Especially in this crazy market, with some “experts” telling us the crisis is over, while others say it has only begun, it’s hard to know what to think. I may not be anywhere near listing my house, but I want to keep track of the trends. And as a new renovator, I want to make sure I’m spending money wisely and doing a professional job.
In Columbia Heights, even neighboring rowhouses vary wildly in size and shape. Of course, that non-cookie-cutter lifestyle is a big reason why we love it here, but it makes comparing home prices more difficult. There’s a fully-renovated house a block away that’s the exact same size and style as mine. It’s on the market for $100,000 more than what I paid, which is exactly the price I’d eventually like to sell mine for. I’ve been watching it like a hawk. If that sucker sells for $400,000 in this market, I see good things in my future.

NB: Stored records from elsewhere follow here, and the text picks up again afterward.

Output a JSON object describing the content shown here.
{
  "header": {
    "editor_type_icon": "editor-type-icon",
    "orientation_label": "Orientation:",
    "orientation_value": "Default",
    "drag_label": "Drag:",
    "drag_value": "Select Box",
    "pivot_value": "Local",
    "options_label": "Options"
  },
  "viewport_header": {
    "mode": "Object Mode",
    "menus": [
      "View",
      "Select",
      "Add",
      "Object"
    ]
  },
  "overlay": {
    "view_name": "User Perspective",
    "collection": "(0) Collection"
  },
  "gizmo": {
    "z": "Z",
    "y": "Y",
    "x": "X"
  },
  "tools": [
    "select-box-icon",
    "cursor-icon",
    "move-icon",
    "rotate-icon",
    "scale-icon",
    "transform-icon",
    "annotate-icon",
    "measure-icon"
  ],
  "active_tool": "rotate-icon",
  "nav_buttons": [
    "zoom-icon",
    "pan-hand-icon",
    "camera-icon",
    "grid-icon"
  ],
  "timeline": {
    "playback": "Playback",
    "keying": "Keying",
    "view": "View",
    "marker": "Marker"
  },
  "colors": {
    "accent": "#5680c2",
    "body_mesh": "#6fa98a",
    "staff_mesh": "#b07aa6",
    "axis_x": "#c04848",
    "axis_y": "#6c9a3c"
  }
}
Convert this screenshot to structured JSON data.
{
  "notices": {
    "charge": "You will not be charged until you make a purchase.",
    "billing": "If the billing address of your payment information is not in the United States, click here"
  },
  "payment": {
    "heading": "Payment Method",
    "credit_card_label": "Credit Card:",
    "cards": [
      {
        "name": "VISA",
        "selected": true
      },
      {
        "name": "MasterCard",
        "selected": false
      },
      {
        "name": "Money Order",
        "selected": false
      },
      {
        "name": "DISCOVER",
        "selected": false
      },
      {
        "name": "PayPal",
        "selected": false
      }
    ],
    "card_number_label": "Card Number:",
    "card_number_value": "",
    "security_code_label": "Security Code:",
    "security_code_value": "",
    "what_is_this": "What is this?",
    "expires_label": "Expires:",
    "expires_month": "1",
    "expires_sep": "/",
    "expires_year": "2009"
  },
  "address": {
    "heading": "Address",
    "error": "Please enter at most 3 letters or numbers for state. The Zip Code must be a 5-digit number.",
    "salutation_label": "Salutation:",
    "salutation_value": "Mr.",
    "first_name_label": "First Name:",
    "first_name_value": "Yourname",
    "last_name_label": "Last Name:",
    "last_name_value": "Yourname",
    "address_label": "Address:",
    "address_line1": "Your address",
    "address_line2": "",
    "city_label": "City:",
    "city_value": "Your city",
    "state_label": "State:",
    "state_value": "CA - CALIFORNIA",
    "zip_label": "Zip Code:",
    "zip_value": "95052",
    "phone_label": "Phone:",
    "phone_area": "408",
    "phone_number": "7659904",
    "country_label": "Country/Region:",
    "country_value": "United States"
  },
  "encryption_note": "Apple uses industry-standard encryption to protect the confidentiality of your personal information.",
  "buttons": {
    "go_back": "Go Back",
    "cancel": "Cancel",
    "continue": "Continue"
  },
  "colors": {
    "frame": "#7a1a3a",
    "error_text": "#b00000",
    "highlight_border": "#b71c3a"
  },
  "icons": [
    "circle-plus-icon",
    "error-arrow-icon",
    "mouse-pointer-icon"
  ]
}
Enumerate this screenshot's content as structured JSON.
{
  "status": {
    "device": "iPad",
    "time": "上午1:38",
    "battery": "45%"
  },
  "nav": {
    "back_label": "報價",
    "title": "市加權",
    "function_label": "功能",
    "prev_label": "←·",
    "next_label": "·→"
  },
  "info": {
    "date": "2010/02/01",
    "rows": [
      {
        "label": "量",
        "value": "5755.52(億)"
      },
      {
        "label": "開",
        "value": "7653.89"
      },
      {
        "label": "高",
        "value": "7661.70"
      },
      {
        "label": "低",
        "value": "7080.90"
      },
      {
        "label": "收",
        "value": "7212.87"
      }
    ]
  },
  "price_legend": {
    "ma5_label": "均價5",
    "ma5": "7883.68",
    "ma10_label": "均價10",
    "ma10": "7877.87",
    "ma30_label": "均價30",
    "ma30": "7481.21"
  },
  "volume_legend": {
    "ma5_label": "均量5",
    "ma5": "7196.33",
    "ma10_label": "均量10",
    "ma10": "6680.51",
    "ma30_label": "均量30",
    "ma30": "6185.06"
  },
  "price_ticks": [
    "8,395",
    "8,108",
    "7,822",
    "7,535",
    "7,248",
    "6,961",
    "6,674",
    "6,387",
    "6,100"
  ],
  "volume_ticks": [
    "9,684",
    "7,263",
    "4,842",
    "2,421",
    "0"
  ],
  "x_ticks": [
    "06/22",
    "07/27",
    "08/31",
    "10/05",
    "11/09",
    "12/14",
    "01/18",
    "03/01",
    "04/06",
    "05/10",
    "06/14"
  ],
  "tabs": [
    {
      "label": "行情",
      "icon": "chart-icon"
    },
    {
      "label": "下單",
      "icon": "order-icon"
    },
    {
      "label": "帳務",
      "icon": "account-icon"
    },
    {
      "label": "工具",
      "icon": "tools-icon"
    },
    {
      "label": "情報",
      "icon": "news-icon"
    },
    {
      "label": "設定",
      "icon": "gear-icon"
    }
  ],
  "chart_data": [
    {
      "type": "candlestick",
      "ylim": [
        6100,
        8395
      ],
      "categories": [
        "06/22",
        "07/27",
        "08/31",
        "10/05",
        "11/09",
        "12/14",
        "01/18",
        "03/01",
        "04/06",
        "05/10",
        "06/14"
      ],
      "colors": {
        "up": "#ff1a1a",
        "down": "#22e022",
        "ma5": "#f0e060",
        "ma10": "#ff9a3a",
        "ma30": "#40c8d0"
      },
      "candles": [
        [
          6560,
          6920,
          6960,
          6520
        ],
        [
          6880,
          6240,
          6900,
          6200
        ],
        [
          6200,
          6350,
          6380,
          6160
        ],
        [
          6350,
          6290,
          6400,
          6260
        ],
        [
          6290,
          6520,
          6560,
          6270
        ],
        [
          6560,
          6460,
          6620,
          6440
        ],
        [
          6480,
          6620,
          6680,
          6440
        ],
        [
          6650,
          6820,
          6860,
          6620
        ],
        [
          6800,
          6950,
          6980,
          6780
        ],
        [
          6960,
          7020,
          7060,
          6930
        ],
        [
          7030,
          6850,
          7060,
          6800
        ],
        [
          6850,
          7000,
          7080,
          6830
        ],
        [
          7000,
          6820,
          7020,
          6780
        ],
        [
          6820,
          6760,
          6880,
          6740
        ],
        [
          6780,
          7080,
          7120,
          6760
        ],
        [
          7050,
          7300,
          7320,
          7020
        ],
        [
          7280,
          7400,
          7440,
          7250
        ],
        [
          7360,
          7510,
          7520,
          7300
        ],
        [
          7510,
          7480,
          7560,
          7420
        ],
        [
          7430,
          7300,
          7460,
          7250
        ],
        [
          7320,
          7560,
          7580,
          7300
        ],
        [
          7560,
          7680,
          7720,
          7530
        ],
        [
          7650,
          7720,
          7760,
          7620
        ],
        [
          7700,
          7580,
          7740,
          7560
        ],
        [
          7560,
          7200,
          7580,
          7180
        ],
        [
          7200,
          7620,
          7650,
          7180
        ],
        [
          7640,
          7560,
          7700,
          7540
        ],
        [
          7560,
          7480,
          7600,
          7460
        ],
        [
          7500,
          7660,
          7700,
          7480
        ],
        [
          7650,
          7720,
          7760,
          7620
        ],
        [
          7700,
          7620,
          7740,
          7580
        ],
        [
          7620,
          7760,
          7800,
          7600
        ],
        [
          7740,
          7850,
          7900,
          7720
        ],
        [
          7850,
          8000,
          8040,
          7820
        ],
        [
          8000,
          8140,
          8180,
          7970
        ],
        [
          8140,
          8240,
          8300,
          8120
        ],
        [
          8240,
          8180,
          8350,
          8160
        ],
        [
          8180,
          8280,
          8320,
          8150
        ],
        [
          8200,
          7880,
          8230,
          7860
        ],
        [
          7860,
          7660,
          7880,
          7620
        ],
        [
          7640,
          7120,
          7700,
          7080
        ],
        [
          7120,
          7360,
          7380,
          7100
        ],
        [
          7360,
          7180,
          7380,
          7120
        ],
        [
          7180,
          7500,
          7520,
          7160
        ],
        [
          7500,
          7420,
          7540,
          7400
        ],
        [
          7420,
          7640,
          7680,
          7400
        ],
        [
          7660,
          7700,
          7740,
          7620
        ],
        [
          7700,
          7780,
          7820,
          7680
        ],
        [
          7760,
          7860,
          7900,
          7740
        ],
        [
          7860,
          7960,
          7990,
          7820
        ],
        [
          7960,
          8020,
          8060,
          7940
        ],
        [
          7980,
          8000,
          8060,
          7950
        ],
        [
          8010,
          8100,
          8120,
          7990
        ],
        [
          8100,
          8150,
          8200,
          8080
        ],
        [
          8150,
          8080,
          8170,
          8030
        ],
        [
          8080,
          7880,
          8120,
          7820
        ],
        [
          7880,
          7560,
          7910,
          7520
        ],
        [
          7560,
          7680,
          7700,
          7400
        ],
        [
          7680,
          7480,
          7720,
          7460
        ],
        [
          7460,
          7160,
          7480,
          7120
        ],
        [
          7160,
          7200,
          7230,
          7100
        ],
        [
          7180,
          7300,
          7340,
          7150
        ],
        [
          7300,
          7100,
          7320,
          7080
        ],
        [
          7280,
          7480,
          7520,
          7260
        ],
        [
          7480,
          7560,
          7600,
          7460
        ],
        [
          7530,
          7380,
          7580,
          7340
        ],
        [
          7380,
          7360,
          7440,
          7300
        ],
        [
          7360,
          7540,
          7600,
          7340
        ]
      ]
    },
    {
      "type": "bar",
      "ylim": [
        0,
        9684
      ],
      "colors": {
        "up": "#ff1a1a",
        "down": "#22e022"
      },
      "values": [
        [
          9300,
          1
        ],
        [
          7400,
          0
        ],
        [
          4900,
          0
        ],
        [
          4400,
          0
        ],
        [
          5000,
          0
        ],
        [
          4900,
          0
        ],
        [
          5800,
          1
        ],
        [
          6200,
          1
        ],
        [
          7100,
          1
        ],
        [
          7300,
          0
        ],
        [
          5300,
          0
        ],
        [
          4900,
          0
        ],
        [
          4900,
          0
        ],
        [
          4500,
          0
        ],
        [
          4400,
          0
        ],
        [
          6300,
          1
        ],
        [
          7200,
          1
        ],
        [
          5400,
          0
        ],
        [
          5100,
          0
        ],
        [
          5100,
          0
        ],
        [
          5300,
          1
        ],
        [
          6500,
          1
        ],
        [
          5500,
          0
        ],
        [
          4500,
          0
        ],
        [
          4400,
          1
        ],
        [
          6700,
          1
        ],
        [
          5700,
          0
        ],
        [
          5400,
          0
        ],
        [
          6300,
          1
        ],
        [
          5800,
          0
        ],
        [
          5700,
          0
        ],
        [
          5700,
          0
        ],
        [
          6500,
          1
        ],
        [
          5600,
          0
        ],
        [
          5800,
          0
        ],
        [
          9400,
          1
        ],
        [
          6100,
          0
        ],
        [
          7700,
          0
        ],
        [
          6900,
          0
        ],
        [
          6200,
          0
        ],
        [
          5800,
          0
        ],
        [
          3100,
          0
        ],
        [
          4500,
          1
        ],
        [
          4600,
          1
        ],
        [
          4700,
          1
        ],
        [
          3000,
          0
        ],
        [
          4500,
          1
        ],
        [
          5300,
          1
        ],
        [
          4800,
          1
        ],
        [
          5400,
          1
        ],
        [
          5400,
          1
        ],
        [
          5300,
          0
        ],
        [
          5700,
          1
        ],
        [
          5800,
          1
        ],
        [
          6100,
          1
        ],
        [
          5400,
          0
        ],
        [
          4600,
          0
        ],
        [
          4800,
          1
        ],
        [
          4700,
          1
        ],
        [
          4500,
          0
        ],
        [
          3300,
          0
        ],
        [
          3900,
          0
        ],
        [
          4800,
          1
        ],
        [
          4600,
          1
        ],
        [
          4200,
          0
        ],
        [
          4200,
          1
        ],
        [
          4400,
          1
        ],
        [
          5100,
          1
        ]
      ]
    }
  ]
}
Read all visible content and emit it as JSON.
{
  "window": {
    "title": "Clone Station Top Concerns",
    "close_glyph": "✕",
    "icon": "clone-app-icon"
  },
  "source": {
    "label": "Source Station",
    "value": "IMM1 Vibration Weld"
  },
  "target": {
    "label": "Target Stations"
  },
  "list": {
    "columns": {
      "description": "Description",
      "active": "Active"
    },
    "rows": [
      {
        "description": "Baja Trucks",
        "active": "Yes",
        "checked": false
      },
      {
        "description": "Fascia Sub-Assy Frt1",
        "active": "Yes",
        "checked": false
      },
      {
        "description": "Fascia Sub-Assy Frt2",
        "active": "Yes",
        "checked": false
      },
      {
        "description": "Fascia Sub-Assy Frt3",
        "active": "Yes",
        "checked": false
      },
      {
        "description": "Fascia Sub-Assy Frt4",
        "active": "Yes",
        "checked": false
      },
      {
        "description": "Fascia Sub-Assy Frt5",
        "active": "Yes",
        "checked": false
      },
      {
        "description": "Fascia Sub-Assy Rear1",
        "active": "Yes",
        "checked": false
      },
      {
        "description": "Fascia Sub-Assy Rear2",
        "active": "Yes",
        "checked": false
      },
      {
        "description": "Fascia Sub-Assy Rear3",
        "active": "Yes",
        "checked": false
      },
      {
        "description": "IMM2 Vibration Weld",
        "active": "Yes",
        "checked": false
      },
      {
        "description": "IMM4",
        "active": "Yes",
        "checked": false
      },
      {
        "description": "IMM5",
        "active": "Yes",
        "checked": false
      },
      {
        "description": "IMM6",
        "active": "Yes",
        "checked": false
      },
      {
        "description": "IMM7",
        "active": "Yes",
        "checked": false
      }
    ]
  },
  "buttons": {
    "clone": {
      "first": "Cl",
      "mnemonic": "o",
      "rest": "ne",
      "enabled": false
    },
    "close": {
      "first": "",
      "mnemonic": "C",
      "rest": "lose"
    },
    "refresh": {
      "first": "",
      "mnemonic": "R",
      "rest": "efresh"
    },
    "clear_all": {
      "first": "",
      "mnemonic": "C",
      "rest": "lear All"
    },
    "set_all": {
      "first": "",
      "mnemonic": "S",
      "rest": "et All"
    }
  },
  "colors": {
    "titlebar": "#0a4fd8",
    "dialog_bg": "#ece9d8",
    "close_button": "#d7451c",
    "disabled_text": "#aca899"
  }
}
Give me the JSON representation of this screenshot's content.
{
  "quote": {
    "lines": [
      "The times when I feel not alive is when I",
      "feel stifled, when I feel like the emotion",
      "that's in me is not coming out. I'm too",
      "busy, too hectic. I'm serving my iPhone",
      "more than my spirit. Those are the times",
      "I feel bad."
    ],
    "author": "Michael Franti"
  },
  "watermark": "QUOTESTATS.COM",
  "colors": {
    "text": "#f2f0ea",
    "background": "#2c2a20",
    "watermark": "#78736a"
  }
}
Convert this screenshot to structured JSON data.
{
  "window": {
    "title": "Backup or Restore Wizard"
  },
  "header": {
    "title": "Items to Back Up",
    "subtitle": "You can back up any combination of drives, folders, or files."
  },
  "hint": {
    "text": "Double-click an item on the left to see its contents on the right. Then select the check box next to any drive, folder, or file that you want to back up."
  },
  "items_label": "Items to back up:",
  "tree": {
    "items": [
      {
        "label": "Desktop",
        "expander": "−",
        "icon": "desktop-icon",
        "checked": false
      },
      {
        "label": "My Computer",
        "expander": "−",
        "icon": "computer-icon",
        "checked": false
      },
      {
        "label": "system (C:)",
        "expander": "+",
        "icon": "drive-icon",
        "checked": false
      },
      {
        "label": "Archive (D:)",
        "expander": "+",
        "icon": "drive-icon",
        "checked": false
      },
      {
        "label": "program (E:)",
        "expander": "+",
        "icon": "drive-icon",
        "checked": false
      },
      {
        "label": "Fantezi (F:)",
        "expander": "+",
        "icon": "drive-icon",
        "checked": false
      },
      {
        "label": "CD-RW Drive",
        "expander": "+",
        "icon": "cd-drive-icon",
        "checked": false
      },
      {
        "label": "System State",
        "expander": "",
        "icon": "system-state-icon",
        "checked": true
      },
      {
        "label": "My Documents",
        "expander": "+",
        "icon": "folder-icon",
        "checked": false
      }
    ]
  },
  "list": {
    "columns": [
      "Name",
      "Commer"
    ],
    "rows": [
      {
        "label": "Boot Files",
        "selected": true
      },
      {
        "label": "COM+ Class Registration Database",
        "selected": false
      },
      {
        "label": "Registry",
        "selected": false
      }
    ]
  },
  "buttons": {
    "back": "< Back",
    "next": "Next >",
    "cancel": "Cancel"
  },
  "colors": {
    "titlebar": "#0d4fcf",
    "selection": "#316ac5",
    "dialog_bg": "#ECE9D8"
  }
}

Last Sunday, I got a little sneakier. I received a postcard in the mail about an open house four houses down from me. The fully-renovated house is a bit bigger than mine and is going for $500,000. I had to see it.
The house was fantastic, and I spent the tour comparing its renovations to my own work. The owners exposed more brick than I did (in retrospect, I regret not tearing the drywall off the chimneys in the upstairs bedrooms, something these folks had done). Their backyard was amazing, with a gorgeous deck and beautiful landscaping. I may ring up their realtor to get a contractor recommendation.
I also gave myself a few mental high-fives. My kitchen has more cabinet space, better appliances, and a better use of space. They bought a very small fridge to save space, whereas my compact but tall fridge, in stainless steel, was the clear winner. The “three bedrooms” were more like “a nice master bedroom and two tiny offices.”
It’s likely that this house and mine would attract the same type of buyer: a young couple in search of more space. And for that buyer, I think my house would come out on top, with its amenities, space, and $100,000 lower price tag. Naturally, I do a lot of this mental work to convince myself I’m on the right track. A little motivation never hurts.
But all that aside—I want that house to sell! A sale at that price would set a precedent for a block that is still very much in transition. So we renovators tend to play a confusing game of competition vs. neighborly support. As I left the house, the realtor said the phrase all buyers want to hear but that, for once, made me cringe: “Don’t worry, there’s some flexibility in the price.”
To read Heather's home adventures from the beginning, click here.